Drums of war
On 28 February, in response to Prime Minister Imran Khan’s declaration in Pakistan’s Parliament that the captured Indian Air Force pilot, Wing Commander Abhinandan Varthaman, would be released to India as a “peace gesture”, some Indian media outlets refused to relent. Pakistan’s move, they suggested, was a sign of surrender and Khan had, as one TV anchor suggested, “cracked under pressure”. India Today headlined with “India gets Hero back, Massive Victory for India”, while NewsX declared “No deal, Pak folds in fear”. On 1 March, even as Varthaman was being returned to India, news channel Republic flashed: “Why de-escalate?” “Let the Pakistanis know there will be revenge. Let us not stop hitting them,” declared Arnab Goswami – head honcho of Republic TV – who is among those in the media leading the charge in the cries for war. Of course, these war cries were also heard on the air waves across the border, with anchors on some Pakistani channels, too, dressed in uniforms of the defence forces and lining up hawkish ex-army officers to goad the establishment to more hostilities.
Not to be left behind, the entertainment industry also rushed to get its finger in the pie. Patriotism pays at the box office, and there is money to be made in war movies. Mumbai-based Indian Motion Pictures Producers’ Association (IMPPA) reportedly saw a spike in registration of titles like ‘Pulwama: The Deadly Attack’, ‘Surgical Strike 2.0’ and ‘Balakot’ over the last few weeks. On 28 February, the day after videos of Varthaman in Pakistan Army’s custody emerged, Ankur Pathak, Bollywood editor at HuffPost rang up the IMPPA to check if the titles ‘Abhinandan’ or ‘Wing Commander Abhinandan’, were available. “It will be gone soon,” he was told, with the suggestion that he speed up his application. For a paltry sum of INR 250, a production house can block a title and later sell it off to a producer with the finances to make the film.
Social media and online theatrics are also being deployed by the state as one more tool in the war of perception. While earlier videos of Varthaman, including one where he was beaten and wounded, were taken down by YouTube on the Indian government’s request, another video, likely recorded by the Pakistani military intelligence, was released on the evening of 1 March, as the pilot was being handed over the to the Indian officials at the Wagah border. His black eye from the previous day still visible, Varthaman is seen dressed in a clean and pressed flight suit, and over a clumsily edited video, calmly describes the manner of his ejection into Pakistani territory, his ‘rescue’ from angry mobs by army personnel, and how well he was treated in custody. Perhaps most important is when, in a deadpan voice, he says that the Indian media is inflammatory, sensationalist, and adds “mirch masala” to ‘spice up’ events and mislead people.
While we wait in vain for the mainstream media in India and Pakistan to report on the plight of civilians on both sides of the Line of Control and question the establishment, it is worth noting that in a propaganda video recorded by the Pakistan army, it is the Indian media – and not New Delhi – that is the focus of criticism. Whatever be their powers and capabilities, it is a telling comment on the perception of India’s mainstream media and its supposed ability to foment war.
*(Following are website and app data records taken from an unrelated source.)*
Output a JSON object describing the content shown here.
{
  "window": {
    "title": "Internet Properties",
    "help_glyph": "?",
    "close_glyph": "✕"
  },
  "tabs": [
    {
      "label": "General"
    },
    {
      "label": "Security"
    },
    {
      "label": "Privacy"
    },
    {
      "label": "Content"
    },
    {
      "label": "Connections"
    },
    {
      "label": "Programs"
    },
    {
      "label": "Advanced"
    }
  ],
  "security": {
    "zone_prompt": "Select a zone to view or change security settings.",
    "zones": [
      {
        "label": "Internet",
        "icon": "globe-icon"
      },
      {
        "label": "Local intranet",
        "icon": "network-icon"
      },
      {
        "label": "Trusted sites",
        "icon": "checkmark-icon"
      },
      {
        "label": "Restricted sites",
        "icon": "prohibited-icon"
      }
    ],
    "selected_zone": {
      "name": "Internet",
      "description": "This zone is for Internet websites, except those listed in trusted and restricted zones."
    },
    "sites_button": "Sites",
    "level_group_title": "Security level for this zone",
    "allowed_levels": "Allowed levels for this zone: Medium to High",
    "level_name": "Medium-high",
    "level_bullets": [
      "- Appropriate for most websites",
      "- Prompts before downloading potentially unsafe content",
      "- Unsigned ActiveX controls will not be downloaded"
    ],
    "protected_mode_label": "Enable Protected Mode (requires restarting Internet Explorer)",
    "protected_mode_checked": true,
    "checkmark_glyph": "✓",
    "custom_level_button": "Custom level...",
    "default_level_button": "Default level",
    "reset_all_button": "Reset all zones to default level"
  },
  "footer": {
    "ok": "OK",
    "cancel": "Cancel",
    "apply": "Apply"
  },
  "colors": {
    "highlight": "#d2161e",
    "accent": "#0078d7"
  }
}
~Laxmi Murthy heads the Hri Institute for Southasian Research and Exchange, and is a Contributing Editor with Himal Southasian. She is currently coordinating a Zubaan-Panos initiative on sexual violence and impunity in Southasia through theatre and other performing arts.